_TASK DESCRIPTION_.
Repeat each of these records exactly.

(Stored dataset items)
──────────────────────────────

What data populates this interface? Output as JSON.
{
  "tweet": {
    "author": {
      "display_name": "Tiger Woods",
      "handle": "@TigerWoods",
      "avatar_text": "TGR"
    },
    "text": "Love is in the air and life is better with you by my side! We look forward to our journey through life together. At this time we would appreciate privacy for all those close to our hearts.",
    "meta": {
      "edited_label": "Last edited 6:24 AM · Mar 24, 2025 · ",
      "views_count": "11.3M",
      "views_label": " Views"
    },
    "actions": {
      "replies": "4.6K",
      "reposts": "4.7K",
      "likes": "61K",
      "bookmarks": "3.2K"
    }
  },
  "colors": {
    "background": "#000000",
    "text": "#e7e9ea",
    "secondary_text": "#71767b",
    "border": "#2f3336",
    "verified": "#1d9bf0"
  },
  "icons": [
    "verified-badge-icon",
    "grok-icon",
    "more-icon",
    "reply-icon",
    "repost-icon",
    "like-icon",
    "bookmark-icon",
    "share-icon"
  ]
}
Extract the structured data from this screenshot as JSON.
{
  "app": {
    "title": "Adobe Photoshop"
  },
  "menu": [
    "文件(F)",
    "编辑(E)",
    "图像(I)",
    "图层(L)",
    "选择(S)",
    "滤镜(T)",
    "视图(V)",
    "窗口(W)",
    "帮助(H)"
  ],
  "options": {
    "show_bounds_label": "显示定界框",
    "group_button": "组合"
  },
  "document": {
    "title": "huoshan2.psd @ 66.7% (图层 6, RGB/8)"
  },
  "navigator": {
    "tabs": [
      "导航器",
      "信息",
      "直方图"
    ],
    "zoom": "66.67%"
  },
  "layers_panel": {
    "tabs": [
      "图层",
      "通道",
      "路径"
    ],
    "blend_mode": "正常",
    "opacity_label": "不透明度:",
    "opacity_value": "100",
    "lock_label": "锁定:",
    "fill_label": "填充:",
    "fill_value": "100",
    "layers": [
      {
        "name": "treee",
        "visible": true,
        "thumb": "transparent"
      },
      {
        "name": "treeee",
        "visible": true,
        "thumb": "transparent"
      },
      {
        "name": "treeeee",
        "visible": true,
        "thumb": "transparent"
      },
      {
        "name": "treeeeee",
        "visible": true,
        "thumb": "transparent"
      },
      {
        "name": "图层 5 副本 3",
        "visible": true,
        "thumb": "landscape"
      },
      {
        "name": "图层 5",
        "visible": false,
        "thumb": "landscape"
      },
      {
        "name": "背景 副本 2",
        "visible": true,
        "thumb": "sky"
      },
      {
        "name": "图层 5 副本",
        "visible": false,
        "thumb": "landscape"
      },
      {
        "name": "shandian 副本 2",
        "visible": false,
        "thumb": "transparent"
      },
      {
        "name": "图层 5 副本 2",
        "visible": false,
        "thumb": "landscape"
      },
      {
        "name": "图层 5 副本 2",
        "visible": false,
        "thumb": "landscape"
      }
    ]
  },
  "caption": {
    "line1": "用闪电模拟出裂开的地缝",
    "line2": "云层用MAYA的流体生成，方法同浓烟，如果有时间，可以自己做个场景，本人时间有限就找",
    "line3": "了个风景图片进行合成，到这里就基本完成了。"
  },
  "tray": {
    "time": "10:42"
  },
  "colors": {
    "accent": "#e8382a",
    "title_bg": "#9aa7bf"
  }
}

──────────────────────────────

_RESPONSE AREA_.
What data populates this interface? Output as JSON.
{
  "tweet": {
    "author": {
      "display_name": "Tiger Woods",
      "handle": "@TigerWoods",
      "avatar_text": "TGR"
    },
    "text": "Love is in the air and life is better with you by my side! We look forward to our journey through life together. At this time we would appreciate privacy for all those close to our hearts.",
    "meta": {
      "edited_label": "Last edited 6:24 AM · Mar 24, 2025 · ",
      "views_count": "11.3M",
      "views_label": " Views"
    },
    "actions": {
      "replies": "4.6K",
      "reposts": "4.7K",
      "likes": "61K",
      "bookmarks": "3.2K"
    }
  },
  "colors": {
    "background": "#000000",
    "text": "#e7e9ea",
    "secondary_text": "#71767b",
    "border": "#2f3336",
    "verified": "#1d9bf0"
  },
  "icons": [
    "verified-badge-icon",
    "grok-icon",
    "more-icon",
    "reply-icon",
    "repost-icon",
    "like-icon",
    "bookmark-icon",
    "share-icon"
  ]
}
Extract the structured data from this screenshot as JSON.
{
  "app": {
    "title": "Adobe Photoshop"
  },
  "menu": [
    "文件(F)",
    "编辑(E)",
    "图像(I)",
    "图层(L)",
    "选择(S)",
    "滤镜(T)",
    "视图(V)",
    "窗口(W)",
    "帮助(H)"
  ],
  "options": {
    "show_bounds_label": "显示定界框",
    "group_button": "组合"
  },
  "document": {
    "title": "huoshan2.psd @ 66.7% (图层 6, RGB/8)"
  },
  "navigator": {
    "tabs": [
      "导航器",
      "信息",
      "直方图"
    ],
    "zoom": "66.67%"
  },
  "layers_panel": {
    "tabs": [
      "图层",
      "通道",
      "路径"
    ],
    "blend_mode": "正常",
    "opacity_label": "不透明度:",
    "opacity_value": "100",
    "lock_label": "锁定:",
    "fill_label": "填充:",
    "fill_value": "100",
    "layers": [
      {
        "name": "treee",
        "visible": true,
        "thumb": "transparent"
      },
      {
        "name": "treeee",
        "visible": true,
        "thumb": "transparent"
      },
      {
        "name": "treeeee",
        "visible": true,
        "thumb": "transparent"
      },
      {
        "name": "treeeeee",
        "visible": true,
        "thumb": "transparent"
      },
      {
        "name": "图层 5 副本 3",
        "visible": true,
        "thumb": "landscape"
      },
      {
        "name": "图层 5",
        "visible": false,
        "thumb": "landscape"
      },
      {
        "name": "背景 副本 2",
        "visible": true,
        "thumb": "sky"
      },
      {
        "name": "图层 5 副本",
        "visible": false,
        "thumb": "landscape"
      },
      {
        "name": "shandian 副本 2",
        "visible": false,
        "thumb": "transparent"
      },
      {
        "name": "图层 5 副本 2",
        "visible": false,
        "thumb": "landscape"
      },
      {
        "name": "图层 5 副本 2",
        "visible": false,
        "thumb": "landscape"
      }
    ]
  },
  "caption": {
    "line1": "用闪电模拟出裂开的地缝",
    "line2": "云层用MAYA的流体生成，方法同浓烟，如果有时间，可以自己做个场景，本人时间有限就找",
    "line3": "了个风景图片进行合成，到这里就基本完成了。"
  },
  "tray": {
    "time": "10:42"
  },
  "colors": {
    "accent": "#e8382a",
    "title_bg": "#9aa7bf"
  }
}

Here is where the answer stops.